There are many temples and mandapas, Gopuras can be seen on Hemkuta hills. Sunset from this hill is memorable as well. One of the sacred places of this lost city is Virupaksha Temple. We visited this majestic temple in evening.
Hampi boulders are considered to be one of the oldest stones of this planet. There are several myths that have been born around these structures. ‘Sister Stones’ is one of such structures, it is said that these boulders who had been cursed and ended up like this.
I must say if I decide to describe each and every structure of Hampi, I will definitely end up in writing a big book. But, to note a few Ugra Narsimha Shrine (which is one of the most popular structure of Hampi), Badavi Linga (Near 3 Meter High Shiv Linga, lower part is covered by water), royal enclosure, queen’s bath, elephant stable, Pansupari Bazaar, Mahanavami Dibba (an elevated platform for king to watch Vijayadashmi festivities), public bath, a stepped tank (Pushkarni) near Mahanavmi Dibba is wonderful construction. Among this crowd of temples, mandapas and markets one ruined market forced me to look at my rich heritage with different perspective and that was Courtesans street. Just near the Achyutraya temple an half a kilometer long row of pillars leading to vast stepped tank is nothing but market of various commodities like diamonds, gems, pearls, ivory and… Prostitutes.
Stepped tank at the end of this market is called Pushkarani. A small rectangular pavilion is built on a platform in the middle of the tank.

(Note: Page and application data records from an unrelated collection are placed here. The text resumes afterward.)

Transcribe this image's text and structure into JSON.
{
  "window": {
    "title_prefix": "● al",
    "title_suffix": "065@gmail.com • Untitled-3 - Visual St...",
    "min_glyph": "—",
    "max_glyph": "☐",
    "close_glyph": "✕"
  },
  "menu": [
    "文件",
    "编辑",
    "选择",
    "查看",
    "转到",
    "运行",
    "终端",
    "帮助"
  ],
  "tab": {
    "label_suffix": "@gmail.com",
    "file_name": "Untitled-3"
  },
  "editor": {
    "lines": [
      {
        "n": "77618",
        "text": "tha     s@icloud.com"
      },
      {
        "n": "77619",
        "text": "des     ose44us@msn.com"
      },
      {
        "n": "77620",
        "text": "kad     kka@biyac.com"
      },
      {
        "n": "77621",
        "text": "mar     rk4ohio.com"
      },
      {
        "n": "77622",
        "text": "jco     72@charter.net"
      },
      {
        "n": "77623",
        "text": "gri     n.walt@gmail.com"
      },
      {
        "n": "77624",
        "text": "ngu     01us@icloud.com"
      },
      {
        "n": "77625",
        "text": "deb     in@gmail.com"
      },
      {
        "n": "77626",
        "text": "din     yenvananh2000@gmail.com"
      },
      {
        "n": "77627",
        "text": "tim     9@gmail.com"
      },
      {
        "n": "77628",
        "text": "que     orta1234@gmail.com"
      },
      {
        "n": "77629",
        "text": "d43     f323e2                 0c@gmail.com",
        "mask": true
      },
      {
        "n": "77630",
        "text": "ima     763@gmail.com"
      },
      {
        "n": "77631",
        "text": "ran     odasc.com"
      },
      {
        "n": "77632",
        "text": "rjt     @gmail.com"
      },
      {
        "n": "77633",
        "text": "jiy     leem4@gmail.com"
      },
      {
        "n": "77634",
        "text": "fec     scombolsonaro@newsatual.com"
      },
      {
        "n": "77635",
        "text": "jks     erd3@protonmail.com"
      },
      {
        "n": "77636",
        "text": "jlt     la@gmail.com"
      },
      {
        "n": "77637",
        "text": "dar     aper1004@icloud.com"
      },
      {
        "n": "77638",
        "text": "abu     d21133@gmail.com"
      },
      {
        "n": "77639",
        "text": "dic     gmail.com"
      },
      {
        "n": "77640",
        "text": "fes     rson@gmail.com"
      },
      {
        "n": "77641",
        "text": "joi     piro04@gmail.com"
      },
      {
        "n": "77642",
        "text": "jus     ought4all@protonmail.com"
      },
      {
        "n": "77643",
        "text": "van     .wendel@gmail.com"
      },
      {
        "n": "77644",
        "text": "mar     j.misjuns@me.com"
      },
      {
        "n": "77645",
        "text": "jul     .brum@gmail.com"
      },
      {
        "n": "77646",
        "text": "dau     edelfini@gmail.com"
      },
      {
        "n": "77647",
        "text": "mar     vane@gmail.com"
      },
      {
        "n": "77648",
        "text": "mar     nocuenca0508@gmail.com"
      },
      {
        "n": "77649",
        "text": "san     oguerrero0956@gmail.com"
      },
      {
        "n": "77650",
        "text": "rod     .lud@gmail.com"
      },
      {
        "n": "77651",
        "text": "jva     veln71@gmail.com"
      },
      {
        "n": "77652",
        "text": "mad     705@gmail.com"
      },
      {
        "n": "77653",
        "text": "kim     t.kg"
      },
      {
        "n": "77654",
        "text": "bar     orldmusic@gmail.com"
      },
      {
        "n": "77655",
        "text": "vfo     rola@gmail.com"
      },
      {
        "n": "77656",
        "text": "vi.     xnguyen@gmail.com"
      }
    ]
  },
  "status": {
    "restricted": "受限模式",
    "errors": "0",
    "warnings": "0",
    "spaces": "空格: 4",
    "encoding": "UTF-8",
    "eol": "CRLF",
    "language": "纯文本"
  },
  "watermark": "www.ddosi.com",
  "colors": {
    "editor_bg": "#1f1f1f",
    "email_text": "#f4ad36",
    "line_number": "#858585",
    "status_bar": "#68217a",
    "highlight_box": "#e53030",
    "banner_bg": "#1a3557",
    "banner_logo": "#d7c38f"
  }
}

Near the bank of Tungbhadra, we arrived to Vijaya Vitthal temple Complex which had one of the constructions which now have become a symbol of the state- stone chariot. Stone tires and elephants engraved in boulder facing the temple as well as steps carved climbing to the top enclosure of this chariot.

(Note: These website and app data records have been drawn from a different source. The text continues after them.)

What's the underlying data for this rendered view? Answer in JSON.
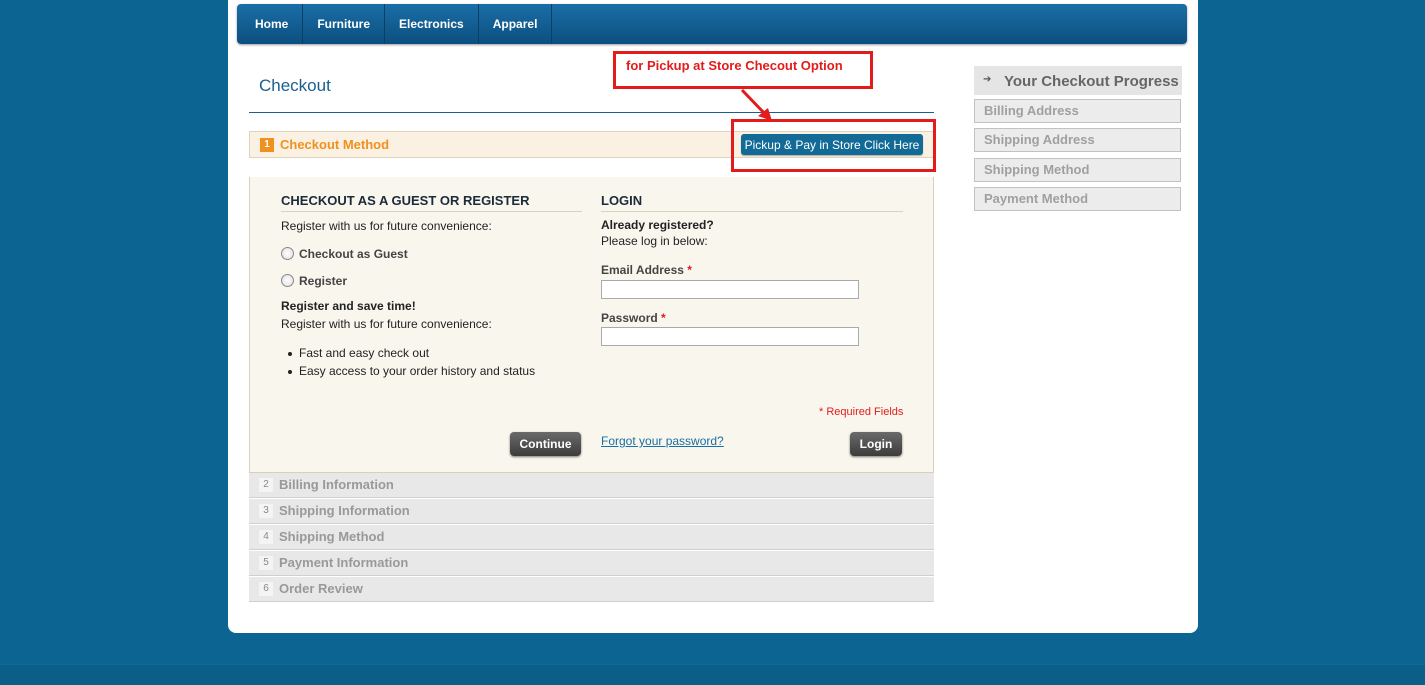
{
  "nav": {
    "items": [
      "Home",
      "Furniture",
      "Electronics",
      "Apparel"
    ]
  },
  "page_title": "Checkout",
  "annotation": {
    "text": "for Pickup at Store Checout Option"
  },
  "active_step": {
    "number": "1",
    "title": "Checkout Method",
    "pickup_button": "Pickup & Pay in Store Click Here"
  },
  "guest": {
    "heading": "CHECKOUT AS A GUEST OR REGISTER",
    "intro": "Register with us for future convenience:",
    "option_guest": "Checkout as Guest",
    "option_register": "Register",
    "save_title": "Register and save time!",
    "save_sub": "Register with us for future convenience:",
    "bullets": [
      "Fast and easy check out",
      "Easy access to your order history and status"
    ],
    "continue_button": "Continue"
  },
  "login": {
    "heading": "LOGIN",
    "already": "Already registered?",
    "please": "Please log in below:",
    "email_label": "Email Address",
    "password_label": "Password",
    "required_star": "*",
    "required_note": "* Required Fields",
    "forgot_link": "Forgot your password?",
    "login_button": "Login",
    "email_value": "",
    "password_value": ""
  },
  "steps": [
    {
      "number": "2",
      "title": "Billing Information"
    },
    {
      "number": "3",
      "title": "Shipping Information"
    },
    {
      "number": "4",
      "title": "Shipping Method"
    },
    {
      "number": "5",
      "title": "Payment Information"
    },
    {
      "number": "6",
      "title": "Order Review"
    }
  ],
  "progress": {
    "title": "Your Checkout Progress",
    "icon": "arrow-right-icon",
    "items": [
      "Billing Address",
      "Shipping Address",
      "Shipping Method",
      "Payment Method"
    ]
  },
  "colors": {
    "background": "#0b6491",
    "accent_orange": "#f0901e",
    "annotation_red": "#e31b1b",
    "link_blue": "#1a6ea6"
  }
}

In the same vicinity we came across centuries old architectural marvel. Kalyan Mandapa (Wedding platform) situated near Vitthal temple is having 56 musical stone pillars. Just gently patted on these pillars and they resonate soothing musical tunes. The sound from these pillars was equivalent to the music played by the DJs of 21st century.

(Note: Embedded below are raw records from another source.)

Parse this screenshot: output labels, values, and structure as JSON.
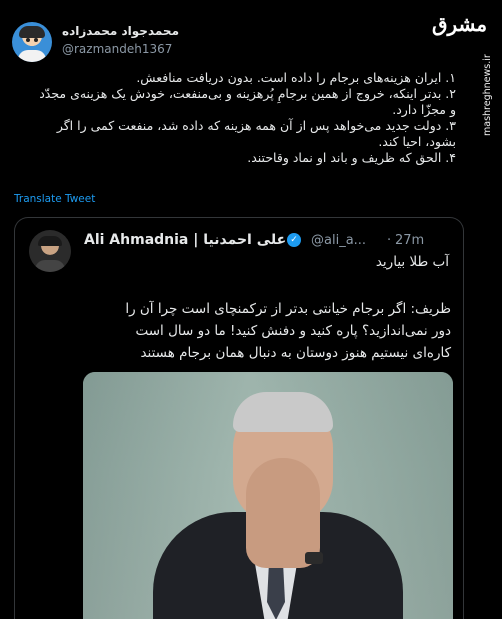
{
  "author": {
    "display_name": "محمدجواد محمدزاده",
    "handle": "@razmandeh1367"
  },
  "watermark": {
    "logo_text": "مشرق",
    "site_url": "mashreghnews.ir"
  },
  "tweet": {
    "lines": [
      "۱. ایران هزینه‌های برجام را داده است. بدون دریافت منافعش.",
      "۲. بدتر اینکه، خروج از همین برجامِ پُرهزینه و بی‌منفعت، خودش یک هزینه‌ی مجدّد",
      "و مجزّا دارد.",
      "۳. دولت جدید می‌خواهد پس از آن همه هزینه که داده شد، منفعت کمی را اگر",
      "بشود، احیا کند.",
      "۴. الحق که ظریف و باند او نماد وقاحتند."
    ],
    "translate_label": "Translate Tweet"
  },
  "quoted": {
    "name": "Ali Ahmadnia | علی احمدنیا",
    "handle": "@ali_a...",
    "time": "27m",
    "line1": "آب طلا بیارید",
    "body_lines": [
      "ظریف: اگر برجام خیانتی بدتر از ترکمنچای است چرا آن را",
      "دور نمی‌اندازید؟ پاره کنید و دفنش کنید! ما دو سال است",
      "کاره‌ای نیستیم هنوز دوستان به دنبال همان برجام هستند"
    ]
  }
}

As we were walking parallel to Tungabhadra we reached to Veerbhadra temple. One of the tourist attractions here is coracle ride in the river. Due to time constraint, I had to give a miss to this ride.
Hampi is so vast that one visit cannot satisfy the hungry traveller’s soul. But if you have less time in hand, you must ensure that your itinerary has the places that I have mentioned. Before returning to Hospet we again had a strong coffee in market, watching foreigners shopping around purchasing spiritual artefacts, purses, clothes etc.
Even after reaching Hospet, I could not get over the mesmerizing effect that the metropolis of Hampi had had on me. A visit to this largest open air museum will give you a feeling that you have just come out of a time travel machine. Therefore, my advice to all travellers to include Hampi in their must visit list of places.